The Tobacco Factory has proven time and again that great Shakespearean companies exist outside of the Royal Shakespeare Company and London. It has developed a national reputation, and its new production King Lear, directed by Andrew Hilton, uses the intimate space to immerse the audience completely in the story.
Both cast and creative decisions from the opening scene make it clear that this is to be a highly stripped back and bare production of Lear but nonetheless one that allows you to appreciate fully the exceptional performance from John Shrapnel as the flawed protagonist. The telling of the story is done with great skill. The opening scene in which we first learn of Lear's character is presented simply: Lear, his daughters, their husbands (bar Cordelia’s) and a central table. Lear values appearances and aesthetics over the real and the sincere. Shrapnel's Lear is more than used to being pandered to throughout his life, and his every whim has been indulged, resulting in fiery anger when he doesn’t get his way.
Shrapnel is compelling in how he switches suddenly into this fury, and from the beginning the audience is absorbed. The tension only builds from here on in, and, drawn out over a three-hour period, it is not only exhausting for the cast but the audience too.
I adored the presentation of Lear's three daughters, each played with enough individuality to be interesting roles in their own right as Goneril (Julia Hills) and Regan (Dorothea Myer-Bennett) can so often be indistinguishable, so alike are they in their scheming, greed and need for power. Their collaboration as the play develops becomes more and more remarkable in its sinister nature. They become unrecognizable from the girls who fawned on their father's desires in scene one. The coldness with which Regan orders Kent (Simon Armstrong) to the stocks forces the audience to re-evaluate the nature of her character. Incidentally, in comparison, Armstrong's Kent is intensely likeable, providing a much needed titter against the imminent gloom.
A special mention must also go to Jack Whitam's portrayal of Edmund, who similarly lifts the first act, which is so vitally important when Hilton has created such a characteristically stripped back production. He plays on the audience’s need to sympathise and emphasise with a character when all appear so deeply flawed; we understand his need for recognition having previously only been noted for his illegitimacy.
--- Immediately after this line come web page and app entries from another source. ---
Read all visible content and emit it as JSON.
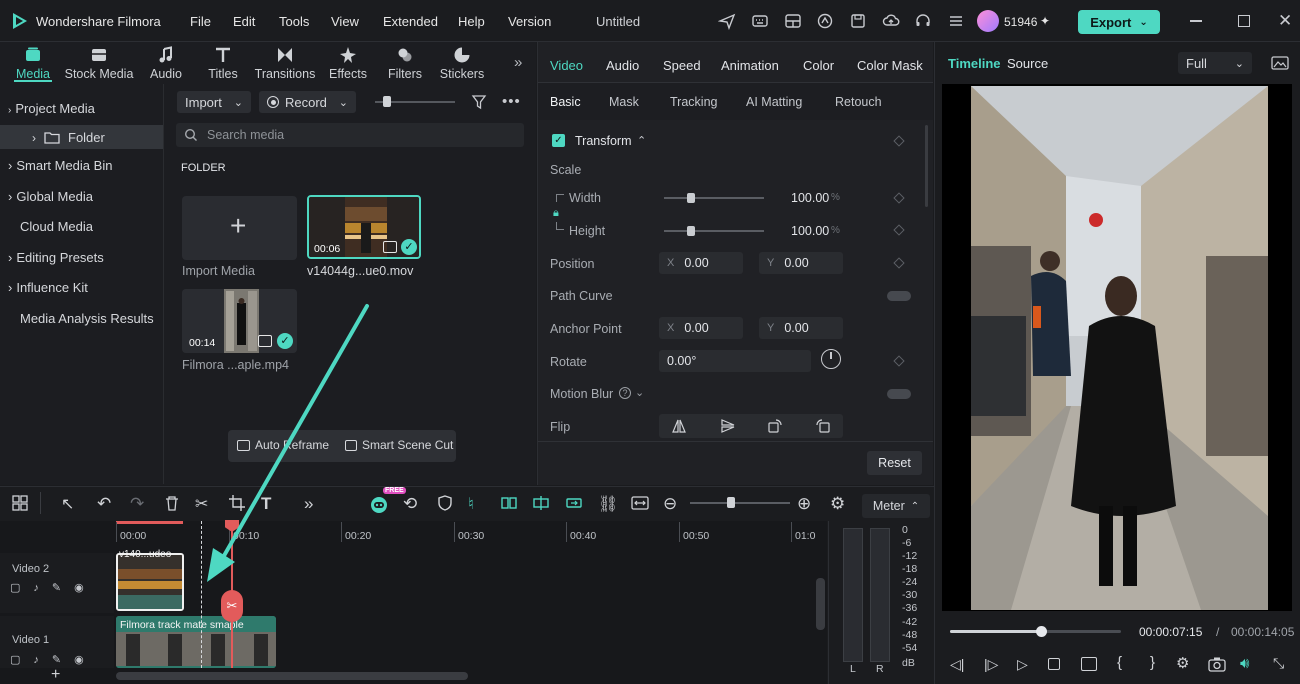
{
  "app": {
    "name": "Wondershare Filmora",
    "project_title": "Untitled",
    "user_count": "51946"
  },
  "menu": [
    "File",
    "Edit",
    "Tools",
    "View",
    "Extended",
    "Help",
    "Version"
  ],
  "export": {
    "label": "Export"
  },
  "media_tools": [
    {
      "label": "Media",
      "icon": "media-icon"
    },
    {
      "label": "Stock Media",
      "icon": "stock-media-icon"
    },
    {
      "label": "Audio",
      "icon": "music-note-icon"
    },
    {
      "label": "Titles",
      "icon": "titles-icon"
    },
    {
      "label": "Transitions",
      "icon": "transitions-icon"
    },
    {
      "label": "Effects",
      "icon": "effects-icon"
    },
    {
      "label": "Filters",
      "icon": "filters-icon"
    },
    {
      "label": "Stickers",
      "icon": "stickers-icon"
    }
  ],
  "sidebar": {
    "items": [
      {
        "label": "Project Media",
        "expandable": true
      },
      {
        "label": "Folder",
        "expandable": true
      },
      {
        "label": "Smart Media Bin",
        "expandable": true
      },
      {
        "label": "Global Media",
        "expandable": true
      },
      {
        "label": "Cloud Media",
        "expandable": false
      },
      {
        "label": "Editing Presets",
        "expandable": true
      },
      {
        "label": "Influence Kit",
        "expandable": true
      },
      {
        "label": "Media Analysis Results",
        "expandable": false
      }
    ]
  },
  "media": {
    "import_label": "Import",
    "record_label": "Record",
    "search_placeholder": "Search media",
    "folder_heading": "FOLDER",
    "import_media_label": "Import Media",
    "items": [
      {
        "name": "v14044g...ue0.mov",
        "duration": "00:06"
      },
      {
        "name": "Filmora ...aple.mp4",
        "duration": "00:14"
      }
    ],
    "auto_reframe": "Auto Reframe",
    "smart_scene_cut": "Smart Scene Cut"
  },
  "props": {
    "tabs": [
      "Video",
      "Audio",
      "Speed",
      "Animation",
      "Color",
      "Color Mask"
    ],
    "subtabs": [
      "Basic",
      "Mask",
      "Tracking",
      "AI Matting",
      "Retouch"
    ],
    "transform": "Transform",
    "scale": "Scale",
    "width_label": "Width",
    "height_label": "Height",
    "width_value": "100.00",
    "height_value": "100.00",
    "percent": "%",
    "scale_width_fraction": 0.27,
    "scale_height_fraction": 0.27,
    "position_label": "Position",
    "position_x": "0.00",
    "position_y": "0.00",
    "path_curve": "Path Curve",
    "anchor_label": "Anchor Point",
    "anchor_x": "0.00",
    "anchor_y": "0.00",
    "rotate_label": "Rotate",
    "rotate_value": "0.00°",
    "motion_blur": "Motion Blur",
    "flip": "Flip",
    "reset": "Reset",
    "axis_x": "X",
    "axis_y": "Y"
  },
  "preview": {
    "tabs": [
      "Timeline",
      "Source"
    ],
    "quality": "Full",
    "current_time": "00:00:07:15",
    "total_time": "00:00:14:05",
    "separator": "/",
    "progress_fraction": 0.53
  },
  "timeline": {
    "ruler": [
      "00:00",
      "00:10",
      "00:20",
      "00:30",
      "00:40",
      "00:50",
      "01:0"
    ],
    "tracks": [
      {
        "label": "Video 2",
        "clip": "v140...udeo"
      },
      {
        "label": "Video 1",
        "clip": "Filmora track mate smaple"
      }
    ],
    "meter": "Meter",
    "meter_scale": [
      "0",
      "-6",
      "-12",
      "-18",
      "-24",
      "-30",
      "-36",
      "-42",
      "-48",
      "-54",
      "dB"
    ],
    "meter_channels": [
      "L",
      "R"
    ],
    "badge": "FREE"
  },
  "colors": {
    "accent": "#4ed8c2",
    "playhead": "#e25b5b"
  }
}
Despite its pureness, Hilton's production is also impressive for its attention to detail. The set changes are like small bursts of choreography and all timed to precision, with a fold of a tablecloth here and a swapping of props there. The costumes visually are very pleasing to the eye but on reflection somewhat extravagant given the other surrounding creative decisions and intimacy of the space. Lear's daughters first sweep onto the stage in luxurious floor-length gowns and are laden with pearls while the men appear equally opulent.
As earlier noted, Lear's descent into further madness is incredibly powerful as he never fully recovers his sanity despite his new found appreciation of Cordelia (Eleanor Yates). The final scene, designed to rip at the heart, left most with tears in their eyes, and the space’s intimacy only heightens this experience because you are more than aware of your fellow viewer. Indeed the climax is so exhaustingly dramatic, one wonders how the cast can perform it night after night - however we should be very glad they do.